PROBLEM DETAILS –
From top to bottom, reproduce the listing without a single change.

___ PROVIDED MATERIAL ___

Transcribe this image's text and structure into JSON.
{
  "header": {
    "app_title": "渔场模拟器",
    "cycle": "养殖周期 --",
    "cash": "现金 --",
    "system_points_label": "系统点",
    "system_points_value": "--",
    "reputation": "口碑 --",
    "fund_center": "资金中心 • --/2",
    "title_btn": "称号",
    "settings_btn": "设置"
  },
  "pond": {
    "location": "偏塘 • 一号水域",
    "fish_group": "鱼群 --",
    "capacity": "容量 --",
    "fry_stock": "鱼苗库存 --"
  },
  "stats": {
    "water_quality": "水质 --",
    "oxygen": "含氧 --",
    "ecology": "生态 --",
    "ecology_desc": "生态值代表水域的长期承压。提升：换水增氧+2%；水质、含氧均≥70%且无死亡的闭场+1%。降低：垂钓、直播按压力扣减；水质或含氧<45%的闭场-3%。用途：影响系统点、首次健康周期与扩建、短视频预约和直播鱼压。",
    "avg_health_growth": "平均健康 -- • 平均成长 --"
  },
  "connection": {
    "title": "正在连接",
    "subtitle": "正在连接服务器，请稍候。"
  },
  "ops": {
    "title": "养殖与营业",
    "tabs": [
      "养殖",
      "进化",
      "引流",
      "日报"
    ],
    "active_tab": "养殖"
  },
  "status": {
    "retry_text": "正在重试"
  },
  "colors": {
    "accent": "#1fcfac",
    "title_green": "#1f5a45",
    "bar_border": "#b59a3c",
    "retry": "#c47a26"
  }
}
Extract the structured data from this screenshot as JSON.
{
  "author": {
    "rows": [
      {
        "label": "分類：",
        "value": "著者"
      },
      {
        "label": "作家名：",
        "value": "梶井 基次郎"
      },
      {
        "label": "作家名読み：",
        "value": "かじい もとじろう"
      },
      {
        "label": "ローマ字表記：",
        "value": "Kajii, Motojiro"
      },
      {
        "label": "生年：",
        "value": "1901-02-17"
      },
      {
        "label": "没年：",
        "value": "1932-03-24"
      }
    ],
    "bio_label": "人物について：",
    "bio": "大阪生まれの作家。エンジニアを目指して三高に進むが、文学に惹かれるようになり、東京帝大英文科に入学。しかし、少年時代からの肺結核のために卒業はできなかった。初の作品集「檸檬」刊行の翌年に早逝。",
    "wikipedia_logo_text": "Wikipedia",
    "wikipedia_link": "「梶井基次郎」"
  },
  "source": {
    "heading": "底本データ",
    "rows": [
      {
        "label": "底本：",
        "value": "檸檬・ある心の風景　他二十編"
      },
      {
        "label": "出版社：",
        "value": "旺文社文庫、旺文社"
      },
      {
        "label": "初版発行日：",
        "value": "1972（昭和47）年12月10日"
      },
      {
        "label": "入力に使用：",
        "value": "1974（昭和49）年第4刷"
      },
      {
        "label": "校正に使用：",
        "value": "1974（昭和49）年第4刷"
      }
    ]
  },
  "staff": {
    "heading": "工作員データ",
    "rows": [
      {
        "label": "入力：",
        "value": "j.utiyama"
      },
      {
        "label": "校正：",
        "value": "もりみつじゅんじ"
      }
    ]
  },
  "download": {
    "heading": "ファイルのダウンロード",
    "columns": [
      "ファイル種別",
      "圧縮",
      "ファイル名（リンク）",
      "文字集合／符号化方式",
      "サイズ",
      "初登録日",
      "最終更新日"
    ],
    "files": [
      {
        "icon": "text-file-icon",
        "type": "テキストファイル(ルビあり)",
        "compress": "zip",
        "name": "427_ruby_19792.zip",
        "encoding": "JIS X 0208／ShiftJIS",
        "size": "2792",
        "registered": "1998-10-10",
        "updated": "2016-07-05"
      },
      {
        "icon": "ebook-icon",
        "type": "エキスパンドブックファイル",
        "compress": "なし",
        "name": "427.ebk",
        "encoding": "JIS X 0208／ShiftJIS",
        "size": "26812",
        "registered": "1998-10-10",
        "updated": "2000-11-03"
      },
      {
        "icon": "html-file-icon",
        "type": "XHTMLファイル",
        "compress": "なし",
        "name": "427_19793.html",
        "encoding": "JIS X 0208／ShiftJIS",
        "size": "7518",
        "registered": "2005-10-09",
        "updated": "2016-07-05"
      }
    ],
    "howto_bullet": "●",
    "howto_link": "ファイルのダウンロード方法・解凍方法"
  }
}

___

PROBLEM SOLUTION –
Transcribe this image's text and structure into JSON.
{
  "header": {
    "app_title": "渔场模拟器",
    "cycle": "养殖周期 --",
    "cash": "现金 --",
    "system_points_label": "系统点",
    "system_points_value": "--",
    "reputation": "口碑 --",
    "fund_center": "资金中心 • --/2",
    "title_btn": "称号",
    "settings_btn": "设置"
  },
  "pond": {
    "location": "偏塘 • 一号水域",
    "fish_group": "鱼群 --",
    "capacity": "容量 --",
    "fry_stock": "鱼苗库存 --"
  },
  "stats": {
    "water_quality": "水质 --",
    "oxygen": "含氧 --",
    "ecology": "生态 --",
    "ecology_desc": "生态值代表水域的长期承压。提升：换水增氧+2%；水质、含氧均≥70%且无死亡的闭场+1%。降低：垂钓、直播按压力扣减；水质或含氧<45%的闭场-3%。用途：影响系统点、首次健康周期与扩建、短视频预约和直播鱼压。",
    "avg_health_growth": "平均健康 -- • 平均成长 --"
  },
  "connection": {
    "title": "正在连接",
    "subtitle": "正在连接服务器，请稍候。"
  },
  "ops": {
    "title": "养殖与营业",
    "tabs": [
      "养殖",
      "进化",
      "引流",
      "日报"
    ],
    "active_tab": "养殖"
  },
  "status": {
    "retry_text": "正在重试"
  },
  "colors": {
    "accent": "#1fcfac",
    "title_green": "#1f5a45",
    "bar_border": "#b59a3c",
    "retry": "#c47a26"
  }
}
Extract the structured data from this screenshot as JSON.
{
  "author": {
    "rows": [
      {
        "label": "分類：",
        "value": "著者"
      },
      {
        "label": "作家名：",
        "value": "梶井 基次郎"
      },
      {
        "label": "作家名読み：",
        "value": "かじい もとじろう"
      },
      {
        "label": "ローマ字表記：",
        "value": "Kajii, Motojiro"
      },
      {
        "label": "生年：",
        "value": "1901-02-17"
      },
      {
        "label": "没年：",
        "value": "1932-03-24"
      }
    ],
    "bio_label": "人物について：",
    "bio": "大阪生まれの作家。エンジニアを目指して三高に進むが、文学に惹かれるようになり、東京帝大英文科に入学。しかし、少年時代からの肺結核のために卒業はできなかった。初の作品集「檸檬」刊行の翌年に早逝。",
    "wikipedia_logo_text": "Wikipedia",
    "wikipedia_link": "「梶井基次郎」"
  },
  "source": {
    "heading": "底本データ",
    "rows": [
      {
        "label": "底本：",
        "value": "檸檬・ある心の風景　他二十編"
      },
      {
        "label": "出版社：",
        "value": "旺文社文庫、旺文社"
      },
      {
        "label": "初版発行日：",
        "value": "1972（昭和47）年12月10日"
      },
      {
        "label": "入力に使用：",
        "value": "1974（昭和49）年第4刷"
      },
      {
        "label": "校正に使用：",
        "value": "1974（昭和49）年第4刷"
      }
    ]
  },
  "staff": {
    "heading": "工作員データ",
    "rows": [
      {
        "label": "入力：",
        "value": "j.utiyama"
      },
      {
        "label": "校正：",
        "value": "もりみつじゅんじ"
      }
    ]
  },
  "download": {
    "heading": "ファイルのダウンロード",
    "columns": [
      "ファイル種別",
      "圧縮",
      "ファイル名（リンク）",
      "文字集合／符号化方式",
      "サイズ",
      "初登録日",
      "最終更新日"
    ],
    "files": [
      {
        "icon": "text-file-icon",
        "type": "テキストファイル(ルビあり)",
        "compress": "zip",
        "name": "427_ruby_19792.zip",
        "encoding": "JIS X 0208／ShiftJIS",
        "size": "2792",
        "registered": "1998-10-10",
        "updated": "2016-07-05"
      },
      {
        "icon": "ebook-icon",
        "type": "エキスパンドブックファイル",
        "compress": "なし",
        "name": "427.ebk",
        "encoding": "JIS X 0208／ShiftJIS",
        "size": "26812",
        "registered": "1998-10-10",
        "updated": "2000-11-03"
      },
      {
        "icon": "html-file-icon",
        "type": "XHTMLファイル",
        "compress": "なし",
        "name": "427_19793.html",
        "encoding": "JIS X 0208／ShiftJIS",
        "size": "7518",
        "registered": "2005-10-09",
        "updated": "2016-07-05"
      }
    ],
    "howto_bullet": "●",
    "howto_link": "ファイルのダウンロード方法・解凍方法"
  }
}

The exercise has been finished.